If there’s a dominant feeling in Hugh’s life now, it’s futility. He had at one point a successful career in finance, felt that his success qualified him to speak about success more generally and become a life coach. He imagined himself a famous motivational speaker, with best-selling self-help books, seminars, crowds of admirers.
And he struggled for years, drained his savings, and took to drink.
Now he doesn’t know who he is anymore or what his purpose in life is. He’s thought of suicide before, but wants to hang on. Why? He’s not sure. The more he’s studied of people, and the deeper he’s looked into himself, he’s discovered futility.

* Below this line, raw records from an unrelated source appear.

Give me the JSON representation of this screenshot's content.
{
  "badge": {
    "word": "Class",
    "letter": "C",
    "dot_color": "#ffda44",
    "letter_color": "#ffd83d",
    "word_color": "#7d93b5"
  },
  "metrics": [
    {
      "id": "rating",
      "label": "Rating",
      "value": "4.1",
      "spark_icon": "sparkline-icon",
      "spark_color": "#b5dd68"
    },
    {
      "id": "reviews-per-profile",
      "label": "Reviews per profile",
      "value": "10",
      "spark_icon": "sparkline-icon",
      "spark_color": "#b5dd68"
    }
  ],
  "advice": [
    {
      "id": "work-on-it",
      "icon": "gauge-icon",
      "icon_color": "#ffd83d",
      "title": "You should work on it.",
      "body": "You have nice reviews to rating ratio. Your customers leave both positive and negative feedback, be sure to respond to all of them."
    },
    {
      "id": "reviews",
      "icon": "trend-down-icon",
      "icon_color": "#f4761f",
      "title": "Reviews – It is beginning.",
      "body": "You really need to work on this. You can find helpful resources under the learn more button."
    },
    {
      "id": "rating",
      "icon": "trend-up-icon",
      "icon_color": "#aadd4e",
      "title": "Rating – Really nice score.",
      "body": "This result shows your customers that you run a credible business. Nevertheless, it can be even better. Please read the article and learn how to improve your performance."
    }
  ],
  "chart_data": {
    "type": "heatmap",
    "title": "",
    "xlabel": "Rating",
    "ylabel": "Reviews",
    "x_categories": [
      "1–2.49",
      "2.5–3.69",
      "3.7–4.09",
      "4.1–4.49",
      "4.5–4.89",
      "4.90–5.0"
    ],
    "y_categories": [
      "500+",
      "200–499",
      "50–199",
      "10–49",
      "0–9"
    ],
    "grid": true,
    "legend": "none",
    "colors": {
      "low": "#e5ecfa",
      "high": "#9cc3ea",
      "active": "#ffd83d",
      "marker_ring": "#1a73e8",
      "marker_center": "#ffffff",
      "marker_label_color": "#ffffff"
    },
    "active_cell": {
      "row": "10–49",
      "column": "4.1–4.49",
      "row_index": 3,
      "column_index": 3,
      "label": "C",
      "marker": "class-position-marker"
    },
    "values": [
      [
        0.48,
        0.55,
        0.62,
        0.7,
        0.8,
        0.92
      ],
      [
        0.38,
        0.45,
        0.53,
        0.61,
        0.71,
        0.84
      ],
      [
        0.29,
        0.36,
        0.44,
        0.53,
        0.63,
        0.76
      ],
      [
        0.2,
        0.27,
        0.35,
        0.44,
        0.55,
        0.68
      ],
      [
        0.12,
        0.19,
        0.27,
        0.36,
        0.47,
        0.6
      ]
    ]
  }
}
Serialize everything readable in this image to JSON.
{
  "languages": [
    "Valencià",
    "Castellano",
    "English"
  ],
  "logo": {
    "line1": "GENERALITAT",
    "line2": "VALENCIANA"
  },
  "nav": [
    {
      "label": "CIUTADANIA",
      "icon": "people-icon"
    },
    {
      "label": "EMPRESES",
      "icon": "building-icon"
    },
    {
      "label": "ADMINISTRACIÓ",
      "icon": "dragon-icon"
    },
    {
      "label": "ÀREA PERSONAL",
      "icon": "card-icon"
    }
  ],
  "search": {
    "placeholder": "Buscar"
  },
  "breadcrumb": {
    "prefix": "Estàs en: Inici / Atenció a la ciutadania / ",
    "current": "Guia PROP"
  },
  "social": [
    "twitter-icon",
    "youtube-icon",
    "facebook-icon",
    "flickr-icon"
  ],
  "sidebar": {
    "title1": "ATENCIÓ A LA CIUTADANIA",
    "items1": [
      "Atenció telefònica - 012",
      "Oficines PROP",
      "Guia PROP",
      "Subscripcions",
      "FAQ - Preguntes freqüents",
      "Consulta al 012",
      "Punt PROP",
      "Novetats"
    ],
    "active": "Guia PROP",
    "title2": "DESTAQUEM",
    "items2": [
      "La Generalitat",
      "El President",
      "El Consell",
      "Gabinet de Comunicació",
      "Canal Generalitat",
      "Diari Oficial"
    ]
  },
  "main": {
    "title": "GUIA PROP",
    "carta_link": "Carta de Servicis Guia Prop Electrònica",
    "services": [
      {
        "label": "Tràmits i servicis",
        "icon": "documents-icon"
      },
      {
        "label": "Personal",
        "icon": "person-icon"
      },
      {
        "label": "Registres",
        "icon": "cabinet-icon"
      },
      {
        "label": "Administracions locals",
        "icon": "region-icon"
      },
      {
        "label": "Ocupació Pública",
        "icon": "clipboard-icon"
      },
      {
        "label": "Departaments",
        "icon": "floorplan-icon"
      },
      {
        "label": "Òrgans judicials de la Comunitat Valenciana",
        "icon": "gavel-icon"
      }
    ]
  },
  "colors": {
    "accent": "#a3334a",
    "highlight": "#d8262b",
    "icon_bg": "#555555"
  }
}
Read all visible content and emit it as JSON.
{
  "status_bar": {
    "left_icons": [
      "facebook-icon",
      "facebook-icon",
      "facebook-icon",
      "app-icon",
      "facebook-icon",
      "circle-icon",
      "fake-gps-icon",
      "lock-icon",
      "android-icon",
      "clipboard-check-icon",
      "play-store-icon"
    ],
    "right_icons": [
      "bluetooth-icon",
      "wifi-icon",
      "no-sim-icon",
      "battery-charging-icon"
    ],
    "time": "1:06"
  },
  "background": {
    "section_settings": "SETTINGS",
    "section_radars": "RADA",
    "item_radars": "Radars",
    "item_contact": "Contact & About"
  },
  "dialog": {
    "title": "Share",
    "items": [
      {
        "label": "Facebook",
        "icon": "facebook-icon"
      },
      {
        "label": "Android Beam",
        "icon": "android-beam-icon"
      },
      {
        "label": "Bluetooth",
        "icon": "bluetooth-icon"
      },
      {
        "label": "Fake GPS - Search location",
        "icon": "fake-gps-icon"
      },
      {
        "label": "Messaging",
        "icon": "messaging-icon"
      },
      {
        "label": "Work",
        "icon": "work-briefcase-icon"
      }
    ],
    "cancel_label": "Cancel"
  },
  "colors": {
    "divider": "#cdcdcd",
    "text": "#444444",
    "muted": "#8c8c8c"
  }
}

It follows him throughout his life, as if he always has a trapdoor under his feet that will open at any moment.
But he wants to live. He wants to see things through. He hopes to keep studying and looking, even though most days he has little sense of direction. He sees destruction on the horizon.
“I’m not optimistic,” he tells me with a wry smile. We’re sitting in the conservatory on the third floor, near a pot of Red Edge Peperomia.
After finding him staring out a window, I had started our conversation with a “How are you?”
He took the question seriously. He felt that he could, with me.
And when he shares what he wants to, for the moment, about futility, he says, “What about you?”
I don’t know where to begin. “Fine… I guess.”
He nods slowly. Gives me his wry smile. “I’m fine too. We all are.”